## Material provided:
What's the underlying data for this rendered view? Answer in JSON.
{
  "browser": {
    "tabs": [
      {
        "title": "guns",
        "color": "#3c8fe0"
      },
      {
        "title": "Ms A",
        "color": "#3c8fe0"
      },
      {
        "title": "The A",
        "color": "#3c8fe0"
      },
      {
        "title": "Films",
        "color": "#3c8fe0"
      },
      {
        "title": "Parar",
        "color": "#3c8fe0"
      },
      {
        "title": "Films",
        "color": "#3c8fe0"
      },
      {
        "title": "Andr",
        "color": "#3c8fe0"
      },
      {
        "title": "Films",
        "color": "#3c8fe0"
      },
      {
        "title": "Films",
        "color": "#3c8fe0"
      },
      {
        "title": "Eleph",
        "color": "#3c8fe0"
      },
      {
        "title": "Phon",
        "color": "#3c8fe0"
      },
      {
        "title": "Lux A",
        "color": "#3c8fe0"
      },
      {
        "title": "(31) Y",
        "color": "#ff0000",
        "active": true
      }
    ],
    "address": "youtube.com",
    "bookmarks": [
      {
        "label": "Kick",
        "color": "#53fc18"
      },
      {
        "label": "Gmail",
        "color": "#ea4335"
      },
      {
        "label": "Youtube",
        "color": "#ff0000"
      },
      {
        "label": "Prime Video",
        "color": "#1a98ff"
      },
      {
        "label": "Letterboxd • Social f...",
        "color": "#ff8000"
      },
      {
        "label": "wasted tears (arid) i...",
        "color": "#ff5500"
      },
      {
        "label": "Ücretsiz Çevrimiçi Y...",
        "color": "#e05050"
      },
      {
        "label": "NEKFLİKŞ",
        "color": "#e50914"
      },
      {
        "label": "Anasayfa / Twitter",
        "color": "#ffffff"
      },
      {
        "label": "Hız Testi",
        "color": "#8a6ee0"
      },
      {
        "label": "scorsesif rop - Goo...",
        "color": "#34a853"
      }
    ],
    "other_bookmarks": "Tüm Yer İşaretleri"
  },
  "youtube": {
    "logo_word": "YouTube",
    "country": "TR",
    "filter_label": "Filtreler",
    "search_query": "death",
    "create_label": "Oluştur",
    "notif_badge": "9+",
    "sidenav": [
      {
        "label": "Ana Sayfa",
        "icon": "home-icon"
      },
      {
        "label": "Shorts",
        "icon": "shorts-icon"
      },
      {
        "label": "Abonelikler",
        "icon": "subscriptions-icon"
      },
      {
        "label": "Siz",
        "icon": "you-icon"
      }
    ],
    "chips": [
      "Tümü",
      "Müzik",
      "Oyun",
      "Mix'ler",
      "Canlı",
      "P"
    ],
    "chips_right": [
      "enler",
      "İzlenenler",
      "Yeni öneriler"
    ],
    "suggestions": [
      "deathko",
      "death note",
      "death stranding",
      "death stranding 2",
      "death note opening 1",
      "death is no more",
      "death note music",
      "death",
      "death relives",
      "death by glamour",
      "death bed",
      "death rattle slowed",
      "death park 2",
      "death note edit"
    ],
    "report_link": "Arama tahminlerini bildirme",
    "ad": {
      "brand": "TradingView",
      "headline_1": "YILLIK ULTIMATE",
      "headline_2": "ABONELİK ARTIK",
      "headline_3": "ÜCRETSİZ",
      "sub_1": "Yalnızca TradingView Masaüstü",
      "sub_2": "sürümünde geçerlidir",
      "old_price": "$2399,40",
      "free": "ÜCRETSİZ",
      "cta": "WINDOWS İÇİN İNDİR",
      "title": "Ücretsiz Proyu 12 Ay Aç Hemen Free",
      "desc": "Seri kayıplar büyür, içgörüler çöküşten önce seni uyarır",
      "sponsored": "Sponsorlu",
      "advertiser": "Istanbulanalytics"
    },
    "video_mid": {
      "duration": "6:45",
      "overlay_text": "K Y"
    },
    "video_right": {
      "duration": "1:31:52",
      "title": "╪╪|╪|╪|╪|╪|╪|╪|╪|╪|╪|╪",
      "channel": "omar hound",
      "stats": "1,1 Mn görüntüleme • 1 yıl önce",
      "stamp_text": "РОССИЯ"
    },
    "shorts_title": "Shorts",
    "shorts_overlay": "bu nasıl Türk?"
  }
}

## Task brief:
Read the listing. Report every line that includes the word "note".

## Response to this task:
      "death note",
      "death note opening 1",
      "death note music",
      "death note edit"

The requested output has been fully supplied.